Members of the LGBTQ+ community are more likely to be bullied at school. So, what can be done to make places of education more inclusive? We find out.
Growing up gay is easier these days, we might imagine. Society seems increasingly accepting and there have been many legal changes to same-sex parenting and adoption. Why is it then, that LGBTQ+ school pupils today — even in LGBT+ History Month — are twice as likely to be bullied, feel lonely and contemplate suicide?
School, where young people spend a huge amount of time, isn’t generally somewhere that lesbian, gay, bisexual and transgender teens feel safe. Only 58% of LGBTQ+ young people felt safe at school on a daily basis in the past year, compared with 73% of their straight peers. LGBTQ+ pupils are twice as likely to be bullied, and 91% of them have heard negative language about being LGBTQ+ in the past year. So, what’s the solution?
This research comes from an independent study of almost 3,000 young people in 375 UK schools and colleges, conducted by Just Like Us, the LGBTQ+ young people’s charity. It found that 48% of pupils hear little or no positive messaging about LGBTQ+ people during their time at school.
The good news? The study also found that positive messaging in schools — essentially, telling students that LGBTQ+ people exist and that’s OK — is linked to pupils having better mental health, whether they’re LGBTQ+ or not. It even found that positive messaging is linked to pupils being less likely to contemplate suicide. Most importantly, you don’t need to be LGBTQ+ yourself, you don’t need a big budget, and there’s no expertise required — but pupils do need allies.
The importance of Pride Groups
One way you can make tangible change for your pupils is by setting up a Pride Group, where LGBTQ+ and all students can meet safely, socialise and receive support. It can be run at lunchtimes or after school, and Just Like Us can provide all the training and support you’ll need.
Tris, who is trans and now volunteers to speak in schools with Just Like Us, says having a Pride Group transformed his time at school. “It was a bad time for me, as I got misgendered most days, as well as experiencing a lot of biphobia and transphobia,” he says. “Having a Pride Group in my school is probably the biggest reason I got through it all.”
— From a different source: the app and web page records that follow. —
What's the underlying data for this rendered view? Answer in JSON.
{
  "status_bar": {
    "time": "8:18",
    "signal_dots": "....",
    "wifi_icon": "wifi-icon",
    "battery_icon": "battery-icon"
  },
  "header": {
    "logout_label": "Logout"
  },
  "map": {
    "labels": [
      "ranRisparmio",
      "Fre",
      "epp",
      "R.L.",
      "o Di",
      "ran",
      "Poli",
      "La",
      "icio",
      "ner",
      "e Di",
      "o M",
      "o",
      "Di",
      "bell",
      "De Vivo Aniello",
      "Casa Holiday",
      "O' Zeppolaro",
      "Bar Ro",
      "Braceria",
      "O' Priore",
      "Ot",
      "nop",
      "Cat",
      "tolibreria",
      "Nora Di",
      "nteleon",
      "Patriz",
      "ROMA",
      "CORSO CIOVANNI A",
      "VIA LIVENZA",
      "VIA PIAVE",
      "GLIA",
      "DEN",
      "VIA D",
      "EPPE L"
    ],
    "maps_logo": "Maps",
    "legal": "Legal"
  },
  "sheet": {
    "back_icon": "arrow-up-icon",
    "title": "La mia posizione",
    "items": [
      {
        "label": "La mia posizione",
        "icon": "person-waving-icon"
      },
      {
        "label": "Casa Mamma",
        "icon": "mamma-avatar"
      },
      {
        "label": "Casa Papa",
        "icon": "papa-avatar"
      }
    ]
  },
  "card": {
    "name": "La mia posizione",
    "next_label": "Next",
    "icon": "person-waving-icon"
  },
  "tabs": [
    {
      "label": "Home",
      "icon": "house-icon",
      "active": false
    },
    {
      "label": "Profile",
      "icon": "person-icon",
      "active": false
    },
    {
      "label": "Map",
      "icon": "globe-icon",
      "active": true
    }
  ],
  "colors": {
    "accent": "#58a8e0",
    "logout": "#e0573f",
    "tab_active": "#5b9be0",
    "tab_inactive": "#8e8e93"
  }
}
Alison Ollett, drama teacher at Plume Academy in Essex, set up a Pride Group and now has 60 pupils attending. “It’s really important to talk about LGBTQ+ inclusion in schools,” says Alison. “This is a reality, this is happening to our students and they need support. If you’re nervous about setting up a Pride Group, I would just go for it — it’s easy. You’ll be welcoming students into an environment where they feel safe, happy and secure. It’s so worth it.”
Dominic Arnall is chief executive officer of Just Like Us, a UK charity that supports the LGBTQ+ community by partnering with schools to train teachers to be allies and champion equality. It offers free ready-to-go resources, ranging from lesson plans, presentations and posters to assemblies and form-time activities.